The game was called “Jack-in-the-Bush.” The game consisted of two players and an even number of dried corn kernels (probably 10 for each player).
Without letting the opponent see, a player would place a given number of kernels in his hand and close it. Holding out the closed hand, the player would start an exchange:
- Player One: “Jack in the Bush.”
- Player Two: “Cut him down.”
- Player One: “How many licks?”
At this point, Player 2 would guess a number. Player 1 would then reveal the amount of kernels in his hand.
If Player 2 guessed too low or two high, that player would have to supply the amount of kernels to make the number even. For example:

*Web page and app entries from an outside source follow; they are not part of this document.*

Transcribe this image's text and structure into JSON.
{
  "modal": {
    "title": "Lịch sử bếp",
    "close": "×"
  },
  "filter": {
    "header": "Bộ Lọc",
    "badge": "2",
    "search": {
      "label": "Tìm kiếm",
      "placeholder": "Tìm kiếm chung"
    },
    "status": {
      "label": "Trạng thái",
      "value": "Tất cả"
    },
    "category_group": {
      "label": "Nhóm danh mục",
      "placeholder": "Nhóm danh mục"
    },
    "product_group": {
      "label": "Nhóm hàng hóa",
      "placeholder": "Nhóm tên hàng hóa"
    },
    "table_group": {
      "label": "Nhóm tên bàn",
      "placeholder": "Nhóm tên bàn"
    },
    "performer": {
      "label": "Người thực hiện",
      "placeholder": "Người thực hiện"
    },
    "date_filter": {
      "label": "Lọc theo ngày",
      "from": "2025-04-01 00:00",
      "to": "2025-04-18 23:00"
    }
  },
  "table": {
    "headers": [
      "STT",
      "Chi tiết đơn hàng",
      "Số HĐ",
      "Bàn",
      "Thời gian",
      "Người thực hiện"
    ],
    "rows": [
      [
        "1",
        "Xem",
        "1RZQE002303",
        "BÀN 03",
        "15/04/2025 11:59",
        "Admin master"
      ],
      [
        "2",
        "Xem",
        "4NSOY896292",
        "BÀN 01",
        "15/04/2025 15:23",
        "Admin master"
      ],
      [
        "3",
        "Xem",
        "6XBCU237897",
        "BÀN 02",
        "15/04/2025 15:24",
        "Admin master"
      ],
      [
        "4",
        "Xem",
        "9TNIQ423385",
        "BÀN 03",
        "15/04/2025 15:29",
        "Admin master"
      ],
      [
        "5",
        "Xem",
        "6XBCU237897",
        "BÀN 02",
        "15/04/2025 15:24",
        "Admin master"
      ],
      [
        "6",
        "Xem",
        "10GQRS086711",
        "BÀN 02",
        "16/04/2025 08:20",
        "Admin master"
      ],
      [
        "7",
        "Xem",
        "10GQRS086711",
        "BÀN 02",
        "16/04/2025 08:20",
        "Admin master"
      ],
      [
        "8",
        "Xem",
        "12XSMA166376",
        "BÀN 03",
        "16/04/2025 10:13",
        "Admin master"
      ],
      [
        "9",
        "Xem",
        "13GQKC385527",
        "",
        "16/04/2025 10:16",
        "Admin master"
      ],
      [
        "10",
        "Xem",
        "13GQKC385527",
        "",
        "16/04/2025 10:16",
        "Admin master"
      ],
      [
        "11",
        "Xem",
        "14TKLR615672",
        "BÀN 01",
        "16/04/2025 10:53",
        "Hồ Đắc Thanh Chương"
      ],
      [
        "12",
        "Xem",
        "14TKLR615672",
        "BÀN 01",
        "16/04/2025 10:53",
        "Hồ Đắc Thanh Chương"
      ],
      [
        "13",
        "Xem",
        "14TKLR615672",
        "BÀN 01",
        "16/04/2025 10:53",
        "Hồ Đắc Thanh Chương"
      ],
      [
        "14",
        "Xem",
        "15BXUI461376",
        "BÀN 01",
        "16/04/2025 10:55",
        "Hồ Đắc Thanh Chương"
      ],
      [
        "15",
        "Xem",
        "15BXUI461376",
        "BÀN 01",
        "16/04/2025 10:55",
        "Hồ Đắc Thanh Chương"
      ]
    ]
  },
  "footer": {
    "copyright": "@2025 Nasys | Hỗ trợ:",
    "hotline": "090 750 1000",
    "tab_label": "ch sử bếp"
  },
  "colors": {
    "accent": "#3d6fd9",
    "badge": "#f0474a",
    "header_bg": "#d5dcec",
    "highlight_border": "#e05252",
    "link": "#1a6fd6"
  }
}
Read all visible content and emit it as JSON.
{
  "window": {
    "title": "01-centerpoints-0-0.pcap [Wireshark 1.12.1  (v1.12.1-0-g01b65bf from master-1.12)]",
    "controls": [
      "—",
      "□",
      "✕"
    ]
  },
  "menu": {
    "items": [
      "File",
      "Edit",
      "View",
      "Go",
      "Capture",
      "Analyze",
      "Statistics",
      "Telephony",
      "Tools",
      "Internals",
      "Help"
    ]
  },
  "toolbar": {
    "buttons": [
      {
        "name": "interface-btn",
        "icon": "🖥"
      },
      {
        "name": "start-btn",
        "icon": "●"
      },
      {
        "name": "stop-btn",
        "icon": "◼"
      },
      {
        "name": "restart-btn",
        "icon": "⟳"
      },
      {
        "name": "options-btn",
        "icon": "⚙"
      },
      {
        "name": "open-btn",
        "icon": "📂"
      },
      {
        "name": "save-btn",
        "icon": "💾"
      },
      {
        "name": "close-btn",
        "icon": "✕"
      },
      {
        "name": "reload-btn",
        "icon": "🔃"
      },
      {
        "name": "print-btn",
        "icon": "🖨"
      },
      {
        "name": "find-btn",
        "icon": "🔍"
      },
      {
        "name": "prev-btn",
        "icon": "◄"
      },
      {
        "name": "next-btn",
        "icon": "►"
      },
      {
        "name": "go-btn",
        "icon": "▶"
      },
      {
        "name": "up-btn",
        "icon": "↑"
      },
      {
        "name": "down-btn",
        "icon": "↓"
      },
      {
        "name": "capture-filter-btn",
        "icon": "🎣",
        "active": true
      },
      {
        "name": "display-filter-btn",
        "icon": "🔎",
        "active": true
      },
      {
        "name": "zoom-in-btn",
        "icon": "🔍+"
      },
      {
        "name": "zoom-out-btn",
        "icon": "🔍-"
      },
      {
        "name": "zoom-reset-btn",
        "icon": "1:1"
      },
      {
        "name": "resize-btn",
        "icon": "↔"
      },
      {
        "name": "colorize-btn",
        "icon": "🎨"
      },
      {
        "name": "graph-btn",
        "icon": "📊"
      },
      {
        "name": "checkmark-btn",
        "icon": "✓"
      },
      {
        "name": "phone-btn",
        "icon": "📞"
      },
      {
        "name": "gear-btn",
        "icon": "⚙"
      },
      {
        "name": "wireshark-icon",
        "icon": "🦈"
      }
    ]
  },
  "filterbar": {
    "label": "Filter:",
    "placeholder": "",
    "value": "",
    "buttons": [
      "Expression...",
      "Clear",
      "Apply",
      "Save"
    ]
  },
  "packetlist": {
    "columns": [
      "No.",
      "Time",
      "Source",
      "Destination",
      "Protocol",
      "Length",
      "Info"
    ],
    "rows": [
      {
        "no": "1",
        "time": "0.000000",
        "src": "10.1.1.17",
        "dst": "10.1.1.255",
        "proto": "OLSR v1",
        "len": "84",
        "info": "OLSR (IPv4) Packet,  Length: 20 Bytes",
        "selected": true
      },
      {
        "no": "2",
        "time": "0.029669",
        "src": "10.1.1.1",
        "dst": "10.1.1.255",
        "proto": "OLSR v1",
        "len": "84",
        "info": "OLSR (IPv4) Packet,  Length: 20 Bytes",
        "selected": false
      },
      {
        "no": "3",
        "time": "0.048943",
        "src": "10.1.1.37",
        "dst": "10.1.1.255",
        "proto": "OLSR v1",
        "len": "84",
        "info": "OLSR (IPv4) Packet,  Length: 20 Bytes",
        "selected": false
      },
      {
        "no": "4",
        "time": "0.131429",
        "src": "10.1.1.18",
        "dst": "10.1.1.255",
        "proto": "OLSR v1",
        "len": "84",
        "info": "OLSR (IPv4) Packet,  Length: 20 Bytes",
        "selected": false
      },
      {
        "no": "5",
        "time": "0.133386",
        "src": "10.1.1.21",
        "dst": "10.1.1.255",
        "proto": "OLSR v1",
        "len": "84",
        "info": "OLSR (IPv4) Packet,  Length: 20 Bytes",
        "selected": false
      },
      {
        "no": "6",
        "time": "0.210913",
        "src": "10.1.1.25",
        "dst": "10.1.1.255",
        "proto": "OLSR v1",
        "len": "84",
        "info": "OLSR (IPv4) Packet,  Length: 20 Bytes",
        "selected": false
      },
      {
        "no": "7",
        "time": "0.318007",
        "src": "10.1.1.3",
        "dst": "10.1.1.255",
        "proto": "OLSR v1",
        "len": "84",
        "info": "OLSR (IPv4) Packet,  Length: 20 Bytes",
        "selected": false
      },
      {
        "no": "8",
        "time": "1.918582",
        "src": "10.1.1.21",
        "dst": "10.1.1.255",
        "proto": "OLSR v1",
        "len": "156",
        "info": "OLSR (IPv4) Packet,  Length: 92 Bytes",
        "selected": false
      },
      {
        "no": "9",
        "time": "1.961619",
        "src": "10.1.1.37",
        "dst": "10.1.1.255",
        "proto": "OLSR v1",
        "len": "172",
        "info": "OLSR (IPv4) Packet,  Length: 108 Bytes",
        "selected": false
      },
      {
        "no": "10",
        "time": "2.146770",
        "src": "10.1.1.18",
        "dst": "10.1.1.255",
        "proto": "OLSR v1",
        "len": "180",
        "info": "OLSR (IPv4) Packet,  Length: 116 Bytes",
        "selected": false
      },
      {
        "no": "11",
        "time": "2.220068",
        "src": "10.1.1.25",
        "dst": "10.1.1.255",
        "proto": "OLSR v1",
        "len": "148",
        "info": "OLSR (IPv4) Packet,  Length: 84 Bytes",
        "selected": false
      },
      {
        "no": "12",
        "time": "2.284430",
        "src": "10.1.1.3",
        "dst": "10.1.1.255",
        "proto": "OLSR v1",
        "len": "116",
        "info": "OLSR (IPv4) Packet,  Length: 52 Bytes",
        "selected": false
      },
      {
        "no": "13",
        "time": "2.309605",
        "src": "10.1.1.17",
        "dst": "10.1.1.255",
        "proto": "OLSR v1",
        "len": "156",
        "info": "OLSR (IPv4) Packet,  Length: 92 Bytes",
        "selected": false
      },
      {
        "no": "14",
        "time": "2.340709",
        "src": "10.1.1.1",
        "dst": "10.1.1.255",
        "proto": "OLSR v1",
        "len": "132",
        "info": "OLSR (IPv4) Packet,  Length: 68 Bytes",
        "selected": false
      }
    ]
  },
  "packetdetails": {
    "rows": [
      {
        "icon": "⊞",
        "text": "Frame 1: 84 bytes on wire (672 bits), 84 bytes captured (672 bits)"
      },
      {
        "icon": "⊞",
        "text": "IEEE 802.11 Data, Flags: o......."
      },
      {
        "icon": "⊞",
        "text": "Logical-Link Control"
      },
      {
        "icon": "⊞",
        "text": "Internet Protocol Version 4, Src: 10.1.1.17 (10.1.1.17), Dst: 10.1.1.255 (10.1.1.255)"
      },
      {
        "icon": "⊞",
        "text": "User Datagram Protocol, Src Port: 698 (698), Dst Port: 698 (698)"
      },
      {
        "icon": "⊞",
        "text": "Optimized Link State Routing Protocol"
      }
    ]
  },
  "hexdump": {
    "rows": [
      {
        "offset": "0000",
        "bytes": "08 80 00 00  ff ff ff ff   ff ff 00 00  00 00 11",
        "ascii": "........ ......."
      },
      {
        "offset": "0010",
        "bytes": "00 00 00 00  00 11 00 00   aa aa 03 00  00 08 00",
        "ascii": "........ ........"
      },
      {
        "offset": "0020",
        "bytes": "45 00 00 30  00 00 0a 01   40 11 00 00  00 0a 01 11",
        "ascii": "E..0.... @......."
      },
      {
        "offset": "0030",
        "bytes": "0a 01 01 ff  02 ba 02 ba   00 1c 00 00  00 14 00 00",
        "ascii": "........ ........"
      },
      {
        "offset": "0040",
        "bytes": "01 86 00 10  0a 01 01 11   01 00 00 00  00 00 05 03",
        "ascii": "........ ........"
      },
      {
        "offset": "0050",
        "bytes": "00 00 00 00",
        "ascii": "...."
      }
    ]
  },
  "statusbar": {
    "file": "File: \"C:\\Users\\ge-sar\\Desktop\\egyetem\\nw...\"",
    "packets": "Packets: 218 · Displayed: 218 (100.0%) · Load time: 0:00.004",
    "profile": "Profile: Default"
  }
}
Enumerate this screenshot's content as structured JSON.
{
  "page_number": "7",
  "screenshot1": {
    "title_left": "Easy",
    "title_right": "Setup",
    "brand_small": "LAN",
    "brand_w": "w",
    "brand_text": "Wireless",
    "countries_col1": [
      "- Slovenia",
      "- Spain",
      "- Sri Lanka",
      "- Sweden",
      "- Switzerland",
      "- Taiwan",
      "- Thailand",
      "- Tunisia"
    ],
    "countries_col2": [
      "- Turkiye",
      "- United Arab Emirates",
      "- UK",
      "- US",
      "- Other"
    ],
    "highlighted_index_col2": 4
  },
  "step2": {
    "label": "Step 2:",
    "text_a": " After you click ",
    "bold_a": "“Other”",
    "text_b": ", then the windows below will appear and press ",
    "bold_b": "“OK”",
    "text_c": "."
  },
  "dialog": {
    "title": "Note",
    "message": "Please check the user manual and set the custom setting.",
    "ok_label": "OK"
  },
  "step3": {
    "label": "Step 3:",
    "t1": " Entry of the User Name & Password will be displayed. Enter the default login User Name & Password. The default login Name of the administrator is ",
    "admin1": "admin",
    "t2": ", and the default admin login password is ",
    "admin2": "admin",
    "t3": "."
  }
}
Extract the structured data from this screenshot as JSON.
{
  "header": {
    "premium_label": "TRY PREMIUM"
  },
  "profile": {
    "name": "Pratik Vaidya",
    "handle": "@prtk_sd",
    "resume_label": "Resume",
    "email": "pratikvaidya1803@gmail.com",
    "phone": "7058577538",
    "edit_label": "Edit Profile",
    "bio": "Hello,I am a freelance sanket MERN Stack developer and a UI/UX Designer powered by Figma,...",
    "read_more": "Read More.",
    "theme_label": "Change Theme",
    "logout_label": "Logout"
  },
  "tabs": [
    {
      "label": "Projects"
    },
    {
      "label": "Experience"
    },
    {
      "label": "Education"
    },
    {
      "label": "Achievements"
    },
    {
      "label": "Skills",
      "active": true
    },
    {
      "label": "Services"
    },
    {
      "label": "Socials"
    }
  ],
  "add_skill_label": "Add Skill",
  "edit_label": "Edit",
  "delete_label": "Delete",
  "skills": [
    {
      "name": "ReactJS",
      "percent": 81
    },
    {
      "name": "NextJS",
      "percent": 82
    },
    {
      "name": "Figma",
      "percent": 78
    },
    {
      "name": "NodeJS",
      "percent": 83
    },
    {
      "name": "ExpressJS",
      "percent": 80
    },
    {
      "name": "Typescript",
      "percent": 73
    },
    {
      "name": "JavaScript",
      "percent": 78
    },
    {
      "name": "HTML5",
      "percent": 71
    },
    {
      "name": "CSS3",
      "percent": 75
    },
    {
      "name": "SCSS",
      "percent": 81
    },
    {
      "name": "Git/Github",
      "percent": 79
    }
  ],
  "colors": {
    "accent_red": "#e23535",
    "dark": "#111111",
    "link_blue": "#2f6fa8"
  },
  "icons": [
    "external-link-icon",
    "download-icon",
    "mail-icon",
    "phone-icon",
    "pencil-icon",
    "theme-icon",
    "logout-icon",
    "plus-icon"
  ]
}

- if Player 1 had five kernels in his hand and Player 2 guessed seven, then Player 2 would have to give Player 1 two of his kernels;
- if Player 2 guessed two, then Player 2 would have to give Player 1 five kernels;
- if Player 2 guessed the exact number, in this case five, Player 1 would have to give Player 2 all five kernels.
Then it would be Player 2’s turn.
It seems like we played this game a lot during a few summers spent on visits. I can’t really remember playing it at home. And, if this sounds like a dull game, keep in mind that this was a time when there were just 3 television channels on a clear night, and all channels stopped broadcasting around midnight.
But I’m curious to the game’s origins. Was this game just one that was played in the area (Boones Mill, Virginia)?
Was it played in different parts of the country with different elements? I found a reference to the game on a page about Dry Fork. It mentions Buckhorn Mountain, which is in Washington state. So it seems like the game was pretty popular at one time.
Now that I have young children, I’d like to eventually teach them the game and I’d like to know some context.
Does anyone know the history of Jack in the Bush?